Activity =>
In the data below, find every line with the word "JSON" and copy it.

[Data records for software interfaces]
-*-

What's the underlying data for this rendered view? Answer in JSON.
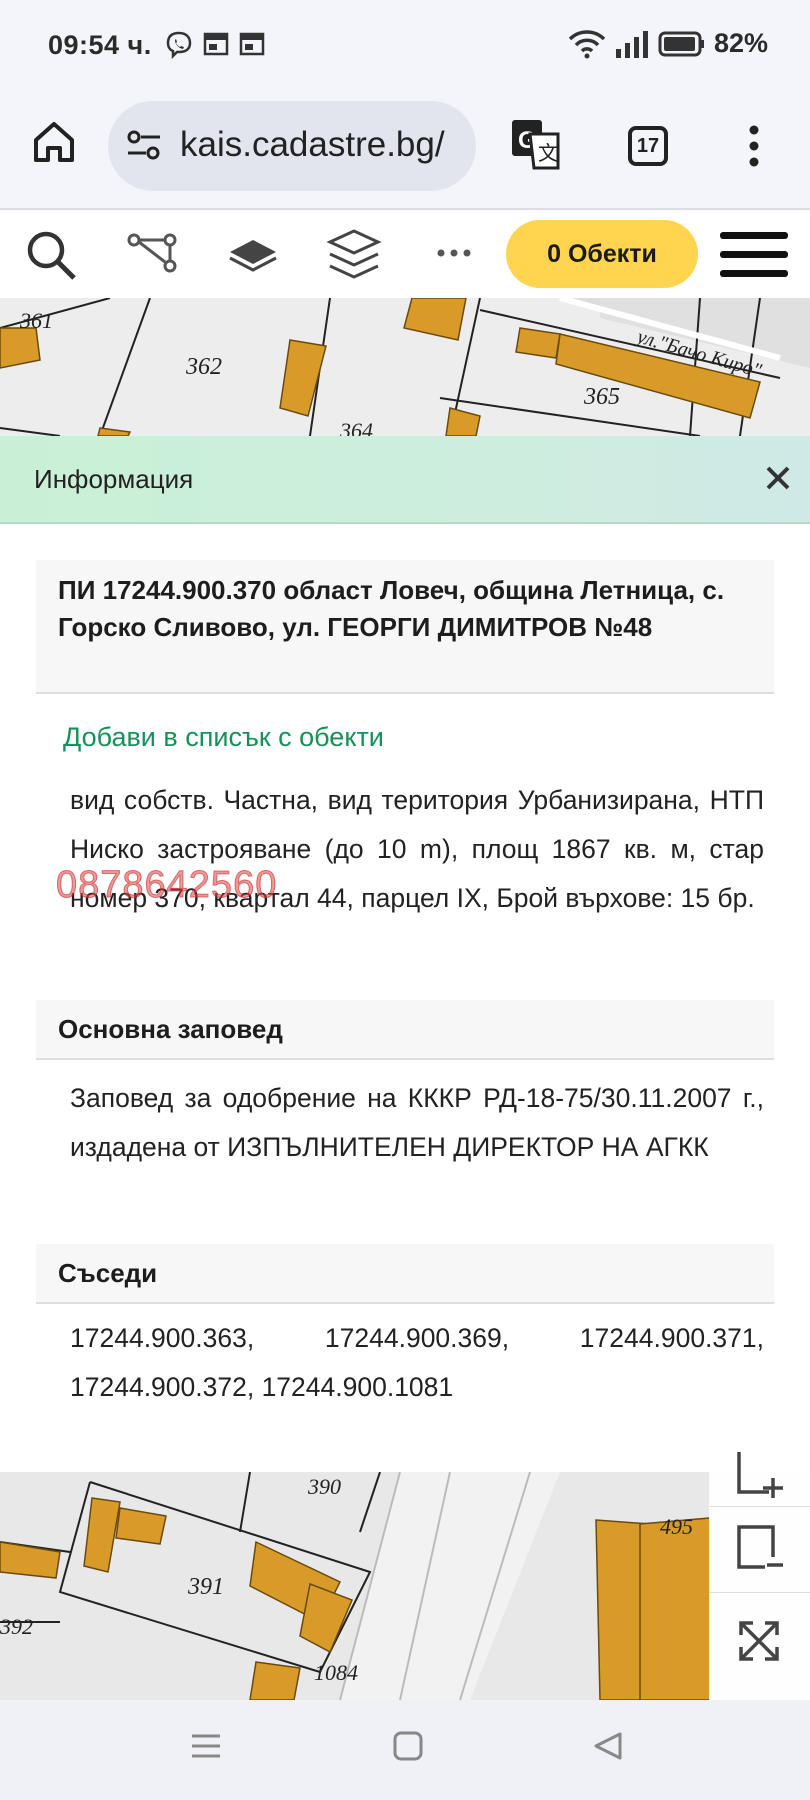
{
  "status_bar": {
    "time": "09:54 ч.",
    "battery": "82%"
  },
  "browser": {
    "url": "kais.cadastre.bg/",
    "tab_count": "17"
  },
  "toolbar": {
    "objects_button": "0 Обекти"
  },
  "map": {
    "top_labels": [
      "361",
      "362",
      "365",
      "364",
      "ул.\"Бачо Киро\""
    ],
    "bottom_labels": [
      "390",
      "391",
      "392",
      "1084",
      "495"
    ]
  },
  "info": {
    "title": "Информация",
    "property_title": "ПИ 17244.900.370 област Ловеч, община Летница, с. Горско Сливово, ул. ГЕОРГИ ДИМИТРОВ №48",
    "add_link": "Добави в списък с обекти",
    "description": "вид собств. Частна, вид територия Урбанизирана, НТП Ниско застрояване (до 10 m), площ 1867 кв. м, стар номер 370, квартал 44, парцел IX, Брой върхове: 15 бр.",
    "watermark": "0878642560",
    "order_heading": "Основна заповед",
    "order_text": "Заповед за одобрение на КККР РД-18-75/30.11.2007 г., издадена от ИЗПЪЛНИТЕЛЕН ДИРЕКТОР НА АГКК",
    "neighbors_heading": "Съседи",
    "neighbors_text": "17244.900.363, 17244.900.369, 17244.900.371, 17244.900.372, 17244.900.1081"
  },
  "colors": {
    "accent_yellow": "#ffd54f",
    "link_green": "#16915a",
    "building_orange": "#d89b28",
    "header_green": "#c9f0d6"
  },
  "icons": [
    "viber-icon",
    "calendar-icon",
    "wifi-icon",
    "signal-icon",
    "battery-icon",
    "home-icon",
    "site-settings-icon",
    "translate-icon",
    "tabs-icon",
    "more-vert-icon",
    "search-icon",
    "route-icon",
    "layer-icon",
    "layers-icon",
    "more-horiz-icon",
    "hamburger-icon",
    "close-icon",
    "zoom-in-area-icon",
    "zoom-out-area-icon",
    "fullscreen-icon",
    "nav-menu-icon",
    "nav-home-icon",
    "nav-back-icon"
  ]
}
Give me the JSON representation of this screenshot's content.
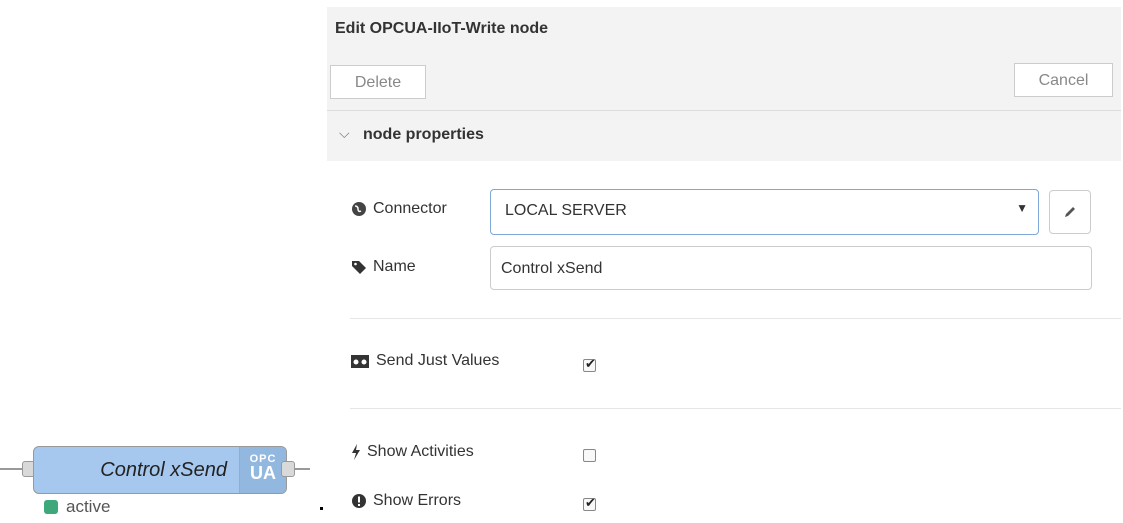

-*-

Reply to the task =>
What's the underlying data for this rendered view? Answer in JSON.
Give me the JSON representation of this screenshot's content.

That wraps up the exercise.